We at Icelandair pay tribute to the women of our home country, and we celebrate Iceland’s position as a pioneer of equality and women’s empowerment. It fills us with pride that for the past 10 years, Iceland has topped the World Economic Forum’s annual index that measures gender equality.
Every year, the World Economic Forum publishes The Global Gender Gap Report. The report looks at all countries across the globe and ranks them in terms of women’s economic participation and opportunity, educational attainment, health, and political empowerment. The 2018 report states that: ‘The most gender-equal country to date is Iceland. It has closed over 85% of its overall gender gap.’
While this ranking is a welcome one, Iceland is committed to fully closing the gender gap. In 2018, the Icelandic government was the first in the world to pass a law making it mandatory for companies to implement the Equal Pay Standard, and undergo an audit and receive certification that they offer equal pay for work of equal value.

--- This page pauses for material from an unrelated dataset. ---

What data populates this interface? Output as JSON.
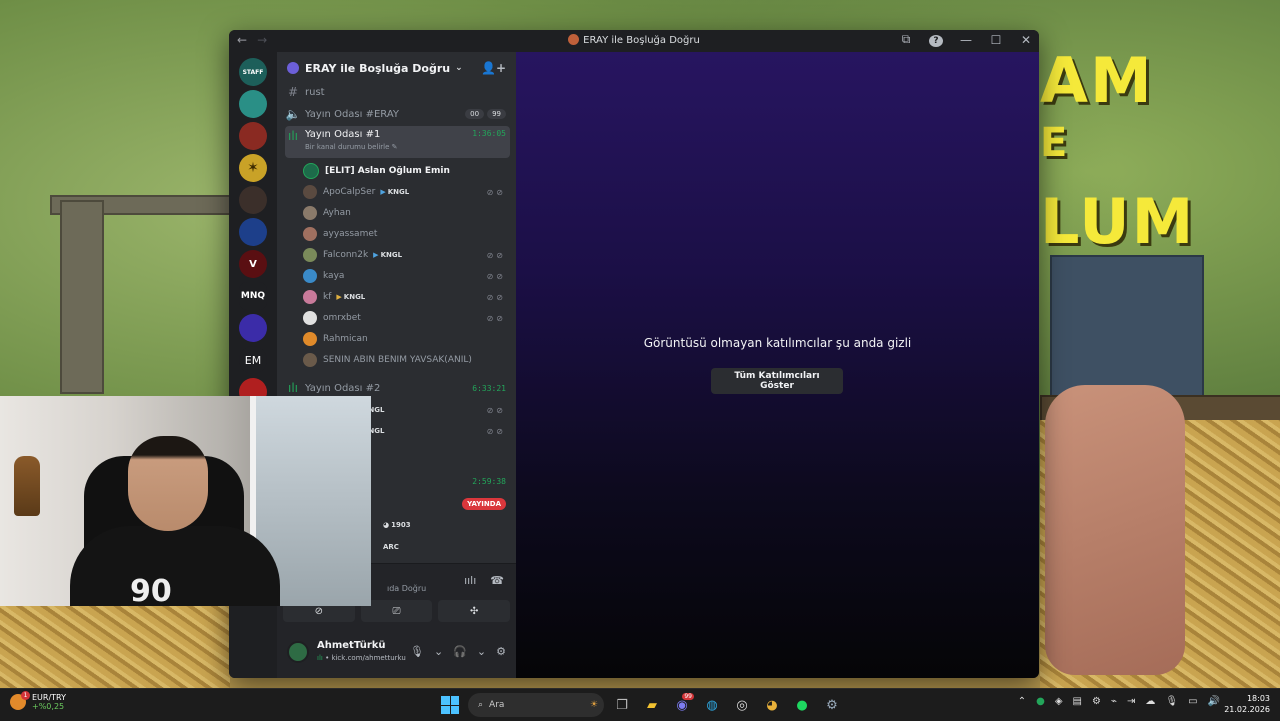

Icelandair is a leading employer in Iceland with a history of championing gender equality. We are proud of statistics that show we are a pioneering airline for the ratio of female pilots in our team, more than double the average of other commercial airlines.
Our Equal Pay Standard audit has been completed and we expect our certification to be issued in the coming weeks.
On Women's Rights Day, June 19, 1999, an Icelandic airliner was flown by an all-female crew for the first time. Two years later, another notable flight took off with female pilots and male flight attendants – an interesting reversal of the traditional roles of airline crews. At that time, Icelandair employed 240 captains and pilots, of whom only eight were women.
If this is a topic that interests you, you can view a 10-minute speech made by Icelandair’s Chief Pilot, Linda Gunnarsdóttir, at the Global Aviation Gender Summit in August 2018. Linda leads a team of over 600 pilots, of which 12% are female.